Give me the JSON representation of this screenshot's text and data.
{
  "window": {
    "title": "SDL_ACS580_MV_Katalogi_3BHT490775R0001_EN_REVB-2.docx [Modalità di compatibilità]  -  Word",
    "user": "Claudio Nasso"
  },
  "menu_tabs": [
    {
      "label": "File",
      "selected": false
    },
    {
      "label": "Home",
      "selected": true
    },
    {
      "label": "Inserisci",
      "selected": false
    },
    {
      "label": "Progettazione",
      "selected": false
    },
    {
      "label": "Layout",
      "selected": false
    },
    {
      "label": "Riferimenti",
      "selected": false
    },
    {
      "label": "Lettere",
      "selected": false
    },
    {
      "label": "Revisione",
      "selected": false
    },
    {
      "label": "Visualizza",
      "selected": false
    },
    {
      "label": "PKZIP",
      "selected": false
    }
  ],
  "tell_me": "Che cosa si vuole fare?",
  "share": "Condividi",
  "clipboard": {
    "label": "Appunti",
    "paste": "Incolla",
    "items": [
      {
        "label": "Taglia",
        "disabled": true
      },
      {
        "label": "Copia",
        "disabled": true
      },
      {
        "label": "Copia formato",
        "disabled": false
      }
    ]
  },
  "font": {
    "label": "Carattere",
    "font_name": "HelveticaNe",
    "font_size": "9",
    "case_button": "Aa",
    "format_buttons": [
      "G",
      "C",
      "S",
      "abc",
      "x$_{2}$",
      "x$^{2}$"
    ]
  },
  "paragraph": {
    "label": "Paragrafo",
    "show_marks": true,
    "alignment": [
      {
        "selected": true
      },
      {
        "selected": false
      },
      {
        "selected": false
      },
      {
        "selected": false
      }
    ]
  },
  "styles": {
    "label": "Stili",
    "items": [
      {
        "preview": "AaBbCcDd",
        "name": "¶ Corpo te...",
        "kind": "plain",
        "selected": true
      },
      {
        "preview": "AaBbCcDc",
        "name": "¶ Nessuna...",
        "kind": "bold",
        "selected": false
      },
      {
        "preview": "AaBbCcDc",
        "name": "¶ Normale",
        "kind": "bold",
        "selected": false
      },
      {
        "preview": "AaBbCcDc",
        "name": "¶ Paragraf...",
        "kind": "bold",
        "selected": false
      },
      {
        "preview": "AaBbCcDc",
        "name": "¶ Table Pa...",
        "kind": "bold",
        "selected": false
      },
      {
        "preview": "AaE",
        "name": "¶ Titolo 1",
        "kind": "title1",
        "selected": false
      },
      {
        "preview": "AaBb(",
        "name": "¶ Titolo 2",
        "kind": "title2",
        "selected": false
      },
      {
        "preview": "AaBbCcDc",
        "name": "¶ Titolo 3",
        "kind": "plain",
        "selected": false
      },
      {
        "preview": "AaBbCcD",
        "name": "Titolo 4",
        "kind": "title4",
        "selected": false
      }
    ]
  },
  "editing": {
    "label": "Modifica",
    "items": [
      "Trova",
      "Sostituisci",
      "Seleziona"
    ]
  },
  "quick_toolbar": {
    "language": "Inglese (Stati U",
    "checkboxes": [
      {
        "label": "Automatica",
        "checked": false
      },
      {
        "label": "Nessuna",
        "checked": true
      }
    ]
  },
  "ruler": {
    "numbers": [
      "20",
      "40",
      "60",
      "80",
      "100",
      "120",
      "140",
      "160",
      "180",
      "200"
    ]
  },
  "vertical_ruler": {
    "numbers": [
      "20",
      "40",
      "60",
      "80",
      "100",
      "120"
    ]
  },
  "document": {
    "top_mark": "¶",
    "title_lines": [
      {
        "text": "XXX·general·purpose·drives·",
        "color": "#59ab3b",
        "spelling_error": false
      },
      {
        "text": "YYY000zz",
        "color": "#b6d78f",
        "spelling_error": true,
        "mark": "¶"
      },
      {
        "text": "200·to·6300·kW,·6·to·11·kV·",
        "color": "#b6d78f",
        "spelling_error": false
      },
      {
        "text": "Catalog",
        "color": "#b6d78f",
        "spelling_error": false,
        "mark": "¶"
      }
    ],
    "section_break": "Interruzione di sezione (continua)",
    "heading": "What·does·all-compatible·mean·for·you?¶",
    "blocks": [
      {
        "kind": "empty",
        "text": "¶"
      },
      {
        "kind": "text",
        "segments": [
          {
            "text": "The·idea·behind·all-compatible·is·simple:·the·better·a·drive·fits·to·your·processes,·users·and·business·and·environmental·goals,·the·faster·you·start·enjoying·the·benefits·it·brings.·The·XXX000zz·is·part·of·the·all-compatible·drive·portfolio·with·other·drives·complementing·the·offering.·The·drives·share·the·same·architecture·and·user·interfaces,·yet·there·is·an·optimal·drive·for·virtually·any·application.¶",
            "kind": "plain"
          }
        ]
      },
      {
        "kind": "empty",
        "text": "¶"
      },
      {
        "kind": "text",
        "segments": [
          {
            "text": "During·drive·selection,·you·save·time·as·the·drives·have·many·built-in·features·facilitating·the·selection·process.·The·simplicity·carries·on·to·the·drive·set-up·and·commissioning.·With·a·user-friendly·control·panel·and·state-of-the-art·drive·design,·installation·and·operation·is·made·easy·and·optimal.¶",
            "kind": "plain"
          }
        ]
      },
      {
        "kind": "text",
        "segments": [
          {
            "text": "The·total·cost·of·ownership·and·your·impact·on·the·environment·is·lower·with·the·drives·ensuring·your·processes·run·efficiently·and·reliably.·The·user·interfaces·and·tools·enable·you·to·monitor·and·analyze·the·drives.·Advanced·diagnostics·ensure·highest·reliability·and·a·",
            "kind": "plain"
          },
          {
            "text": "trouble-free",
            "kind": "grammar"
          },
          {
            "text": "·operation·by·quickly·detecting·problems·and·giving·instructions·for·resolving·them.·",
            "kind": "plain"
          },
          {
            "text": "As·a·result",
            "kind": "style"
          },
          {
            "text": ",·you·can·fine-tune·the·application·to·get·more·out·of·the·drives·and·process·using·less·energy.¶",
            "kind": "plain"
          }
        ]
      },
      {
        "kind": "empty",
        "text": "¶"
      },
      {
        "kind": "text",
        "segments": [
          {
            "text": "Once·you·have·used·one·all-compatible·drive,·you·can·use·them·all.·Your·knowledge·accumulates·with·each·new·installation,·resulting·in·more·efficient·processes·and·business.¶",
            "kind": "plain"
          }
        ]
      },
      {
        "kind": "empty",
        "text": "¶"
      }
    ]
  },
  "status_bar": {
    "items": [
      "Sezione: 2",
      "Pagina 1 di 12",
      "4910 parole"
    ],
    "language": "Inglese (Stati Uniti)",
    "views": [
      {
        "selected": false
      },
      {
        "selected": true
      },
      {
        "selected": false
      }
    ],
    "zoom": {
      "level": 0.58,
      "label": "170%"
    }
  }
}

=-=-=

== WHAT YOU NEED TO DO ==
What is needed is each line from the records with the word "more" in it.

== EXERCISE RESULT ==
            "text": ",·you·can·fine-tune·the·application·to·get·more·out·of·the·drives·and·process·using·less·energy.¶",
            "text": "Once·you·have·used·one·all-compatible·drive,·you·can·use·them·all.·Your·knowledge·accumulates·with·each·new·installation,·resulting·in·more·efficient·processes·and·business.¶",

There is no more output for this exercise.